BEGIN

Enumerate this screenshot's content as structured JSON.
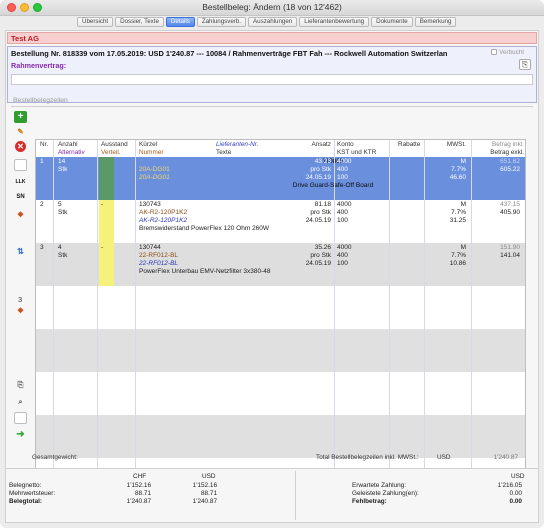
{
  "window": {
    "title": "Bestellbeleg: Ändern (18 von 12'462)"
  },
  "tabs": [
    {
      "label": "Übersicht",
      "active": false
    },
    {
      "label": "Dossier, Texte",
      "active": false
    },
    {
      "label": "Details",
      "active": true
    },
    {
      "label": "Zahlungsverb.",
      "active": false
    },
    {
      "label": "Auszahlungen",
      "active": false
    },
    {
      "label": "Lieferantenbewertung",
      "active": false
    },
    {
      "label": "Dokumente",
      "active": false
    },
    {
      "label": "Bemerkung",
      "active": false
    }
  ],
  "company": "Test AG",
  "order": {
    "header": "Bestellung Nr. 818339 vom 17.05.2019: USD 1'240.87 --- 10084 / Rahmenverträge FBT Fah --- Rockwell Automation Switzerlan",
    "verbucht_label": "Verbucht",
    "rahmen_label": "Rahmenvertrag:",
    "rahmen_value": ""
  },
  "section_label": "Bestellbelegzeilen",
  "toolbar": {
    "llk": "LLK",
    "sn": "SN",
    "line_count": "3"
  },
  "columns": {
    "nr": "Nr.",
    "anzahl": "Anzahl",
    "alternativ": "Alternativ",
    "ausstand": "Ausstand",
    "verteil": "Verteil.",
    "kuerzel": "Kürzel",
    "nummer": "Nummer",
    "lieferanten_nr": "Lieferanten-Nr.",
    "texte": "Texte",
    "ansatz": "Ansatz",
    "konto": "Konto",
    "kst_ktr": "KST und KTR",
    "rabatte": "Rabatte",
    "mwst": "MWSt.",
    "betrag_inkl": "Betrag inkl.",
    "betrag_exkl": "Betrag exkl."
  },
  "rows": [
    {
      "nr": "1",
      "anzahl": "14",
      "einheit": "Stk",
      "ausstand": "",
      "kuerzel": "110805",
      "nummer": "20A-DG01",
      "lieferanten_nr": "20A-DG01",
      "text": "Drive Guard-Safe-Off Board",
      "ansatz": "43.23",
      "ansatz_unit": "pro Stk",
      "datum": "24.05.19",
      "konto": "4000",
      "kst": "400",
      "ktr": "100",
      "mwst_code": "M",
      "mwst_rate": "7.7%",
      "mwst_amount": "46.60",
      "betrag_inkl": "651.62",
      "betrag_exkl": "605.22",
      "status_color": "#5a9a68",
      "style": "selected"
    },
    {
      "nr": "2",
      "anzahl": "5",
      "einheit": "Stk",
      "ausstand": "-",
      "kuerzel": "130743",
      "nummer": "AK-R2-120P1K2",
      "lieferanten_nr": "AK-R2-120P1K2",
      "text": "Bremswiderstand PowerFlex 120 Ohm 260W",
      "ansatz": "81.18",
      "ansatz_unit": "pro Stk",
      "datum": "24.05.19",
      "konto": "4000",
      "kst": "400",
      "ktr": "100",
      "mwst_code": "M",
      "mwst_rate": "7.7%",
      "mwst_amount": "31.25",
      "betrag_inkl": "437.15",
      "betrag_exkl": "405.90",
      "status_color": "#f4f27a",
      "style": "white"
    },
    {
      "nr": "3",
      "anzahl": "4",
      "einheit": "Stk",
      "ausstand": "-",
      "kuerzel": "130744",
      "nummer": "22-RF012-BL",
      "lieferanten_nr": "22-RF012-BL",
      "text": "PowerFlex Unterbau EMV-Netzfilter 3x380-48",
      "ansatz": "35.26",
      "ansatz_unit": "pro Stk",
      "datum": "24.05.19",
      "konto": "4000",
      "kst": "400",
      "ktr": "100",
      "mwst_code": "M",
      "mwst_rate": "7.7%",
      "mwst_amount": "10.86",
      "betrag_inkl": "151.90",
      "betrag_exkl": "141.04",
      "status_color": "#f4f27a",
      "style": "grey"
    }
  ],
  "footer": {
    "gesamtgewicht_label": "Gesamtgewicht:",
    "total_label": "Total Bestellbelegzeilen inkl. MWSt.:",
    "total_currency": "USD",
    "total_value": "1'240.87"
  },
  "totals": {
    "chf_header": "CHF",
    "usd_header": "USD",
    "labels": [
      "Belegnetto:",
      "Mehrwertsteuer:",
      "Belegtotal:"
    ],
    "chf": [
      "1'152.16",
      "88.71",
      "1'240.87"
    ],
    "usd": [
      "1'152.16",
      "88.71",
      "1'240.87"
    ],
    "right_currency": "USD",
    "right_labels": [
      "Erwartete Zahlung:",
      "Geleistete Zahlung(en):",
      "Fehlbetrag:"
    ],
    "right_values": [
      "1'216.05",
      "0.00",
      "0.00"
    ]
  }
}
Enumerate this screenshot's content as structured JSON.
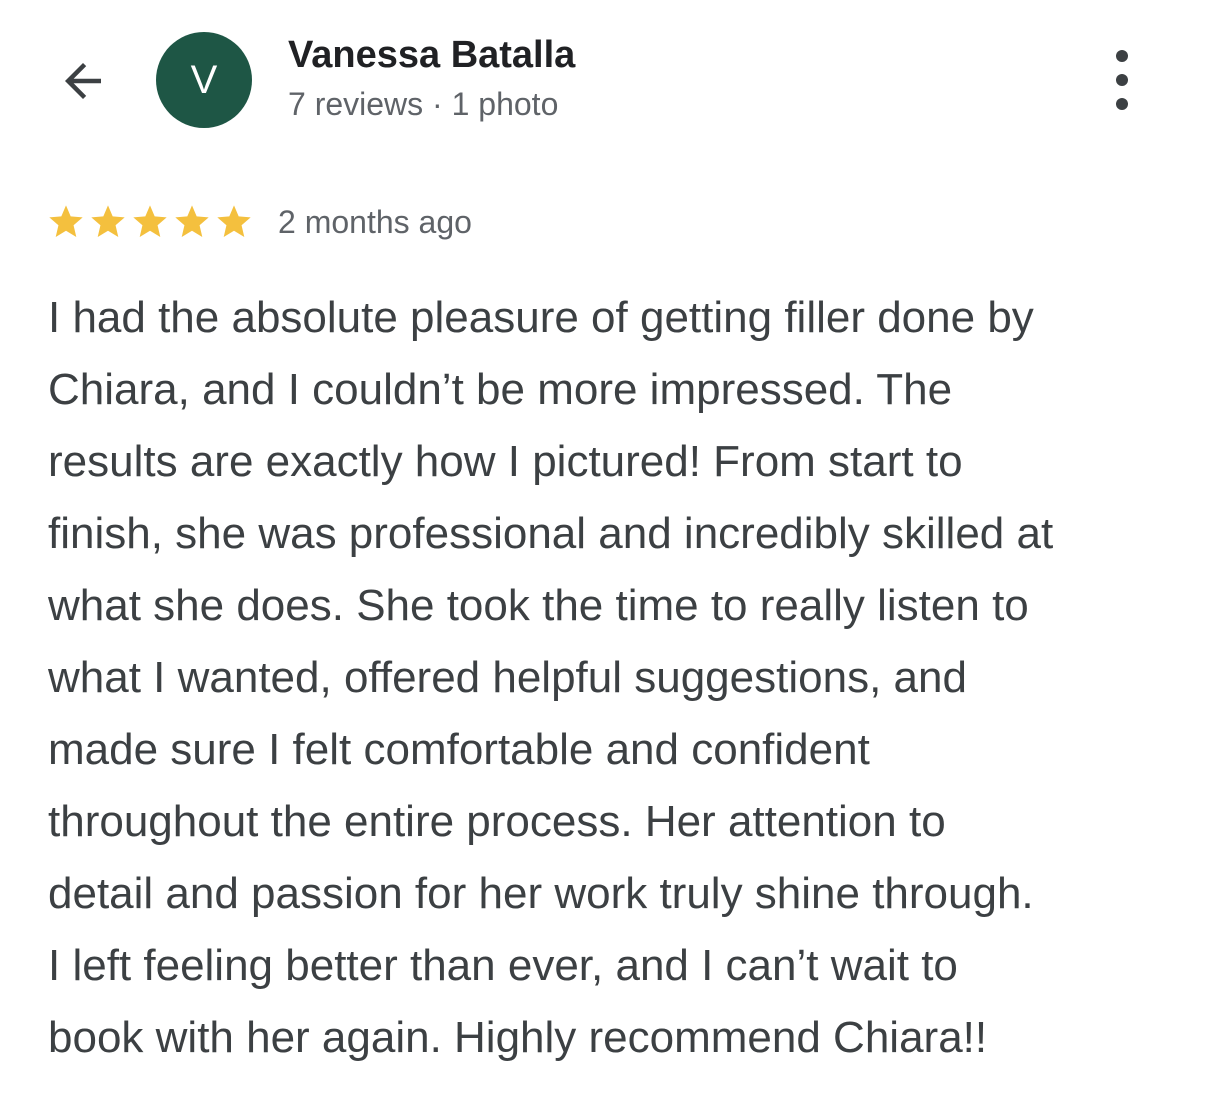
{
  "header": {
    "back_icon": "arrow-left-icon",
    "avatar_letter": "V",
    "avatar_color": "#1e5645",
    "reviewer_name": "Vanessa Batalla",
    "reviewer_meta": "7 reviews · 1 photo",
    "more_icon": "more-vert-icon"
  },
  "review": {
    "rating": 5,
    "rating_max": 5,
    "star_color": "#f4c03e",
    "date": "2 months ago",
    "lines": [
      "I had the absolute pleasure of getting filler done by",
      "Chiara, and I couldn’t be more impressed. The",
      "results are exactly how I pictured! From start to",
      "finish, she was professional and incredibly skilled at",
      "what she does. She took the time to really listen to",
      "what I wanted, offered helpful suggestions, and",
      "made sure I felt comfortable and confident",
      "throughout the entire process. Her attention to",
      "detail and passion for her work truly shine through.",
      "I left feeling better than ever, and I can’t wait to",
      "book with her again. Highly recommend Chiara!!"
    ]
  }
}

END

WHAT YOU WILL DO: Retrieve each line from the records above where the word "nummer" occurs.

EXERCISE OUTPUT:
    "nummer": "Nummer",
      "nummer": "20A-DG01",
      "nummer": "AK-R2-120P1K2",
      "nummer": "22-RF012-BL",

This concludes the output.